◆ What you have to do:
Look through the listing below and report how many lines contain "JSON", as a bare number.

◆ Study material:

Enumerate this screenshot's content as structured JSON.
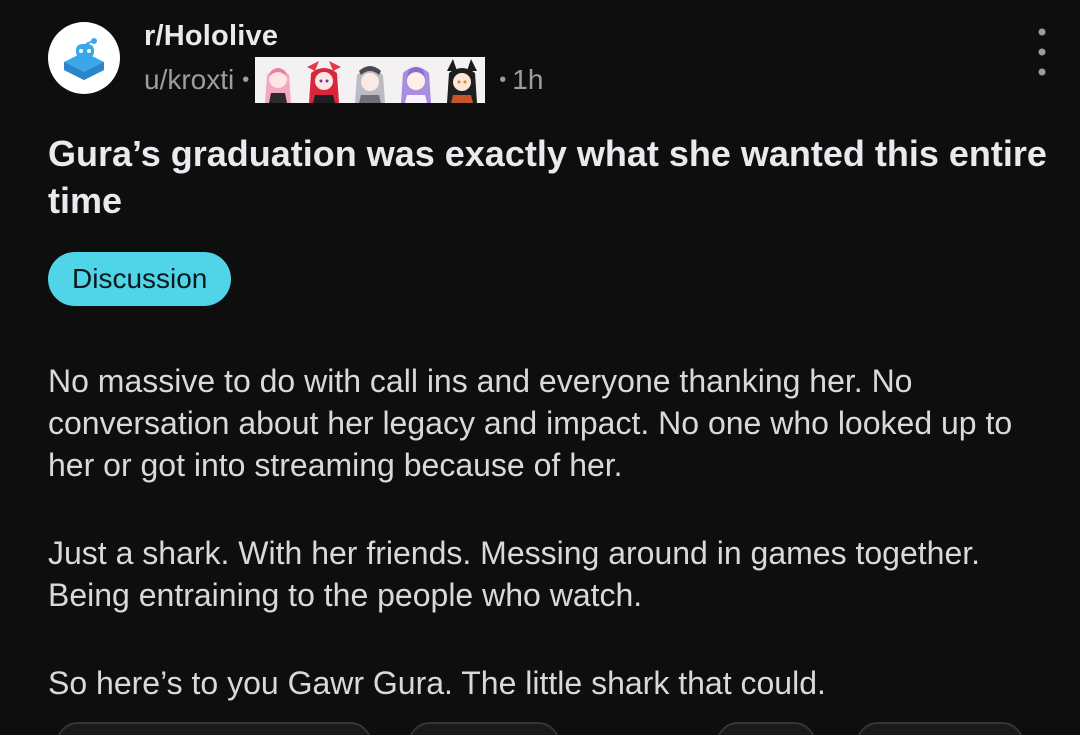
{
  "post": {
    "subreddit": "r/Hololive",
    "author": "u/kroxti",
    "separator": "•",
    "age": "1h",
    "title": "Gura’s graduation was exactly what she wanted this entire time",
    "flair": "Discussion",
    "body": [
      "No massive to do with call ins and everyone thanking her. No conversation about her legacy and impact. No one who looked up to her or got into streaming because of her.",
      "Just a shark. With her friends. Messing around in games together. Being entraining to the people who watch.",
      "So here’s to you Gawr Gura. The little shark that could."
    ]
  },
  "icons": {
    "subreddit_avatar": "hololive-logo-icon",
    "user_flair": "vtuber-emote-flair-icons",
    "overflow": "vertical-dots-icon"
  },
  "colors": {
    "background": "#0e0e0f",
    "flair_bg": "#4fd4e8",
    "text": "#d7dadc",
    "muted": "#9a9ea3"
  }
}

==

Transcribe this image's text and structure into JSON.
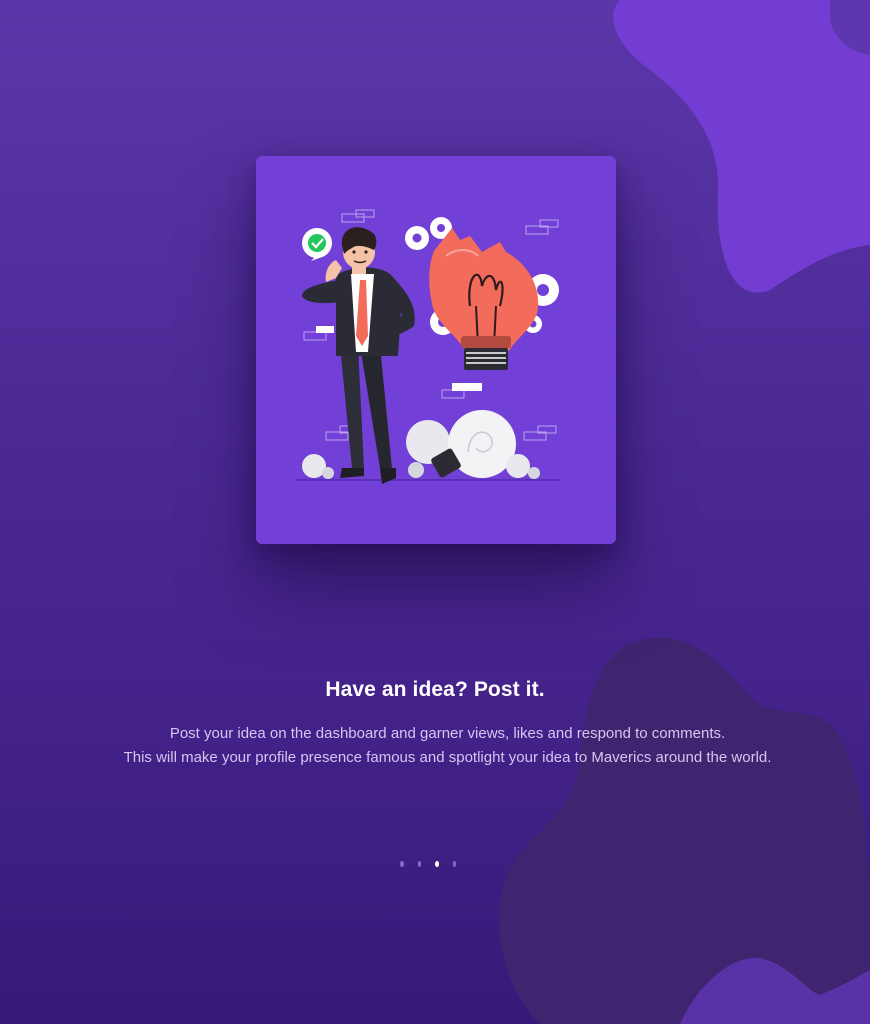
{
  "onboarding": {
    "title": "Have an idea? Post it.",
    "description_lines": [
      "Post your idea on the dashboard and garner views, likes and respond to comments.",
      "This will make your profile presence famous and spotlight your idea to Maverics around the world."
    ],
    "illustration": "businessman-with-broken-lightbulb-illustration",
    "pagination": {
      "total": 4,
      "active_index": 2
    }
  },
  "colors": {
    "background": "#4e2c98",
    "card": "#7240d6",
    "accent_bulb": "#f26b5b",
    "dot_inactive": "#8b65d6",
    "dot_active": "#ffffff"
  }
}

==

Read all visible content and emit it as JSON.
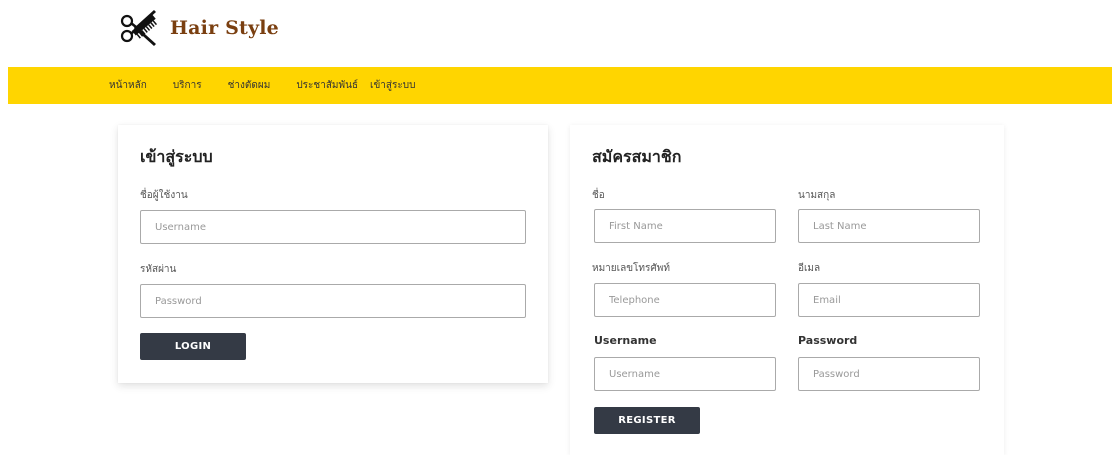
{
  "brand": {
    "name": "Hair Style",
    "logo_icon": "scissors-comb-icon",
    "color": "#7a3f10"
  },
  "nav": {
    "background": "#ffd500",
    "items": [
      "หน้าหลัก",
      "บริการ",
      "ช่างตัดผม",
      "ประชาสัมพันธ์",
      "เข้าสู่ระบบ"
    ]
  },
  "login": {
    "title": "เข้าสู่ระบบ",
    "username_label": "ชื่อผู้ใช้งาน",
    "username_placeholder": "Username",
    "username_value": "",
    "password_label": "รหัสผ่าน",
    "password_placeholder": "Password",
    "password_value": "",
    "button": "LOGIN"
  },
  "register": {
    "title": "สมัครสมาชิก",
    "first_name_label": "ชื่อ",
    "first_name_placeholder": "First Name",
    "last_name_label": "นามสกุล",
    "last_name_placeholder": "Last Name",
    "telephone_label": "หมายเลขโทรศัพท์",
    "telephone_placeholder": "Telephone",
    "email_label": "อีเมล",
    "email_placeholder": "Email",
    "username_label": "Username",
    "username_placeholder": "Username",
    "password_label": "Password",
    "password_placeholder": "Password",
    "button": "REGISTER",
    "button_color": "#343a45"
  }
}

◆ Output below:
3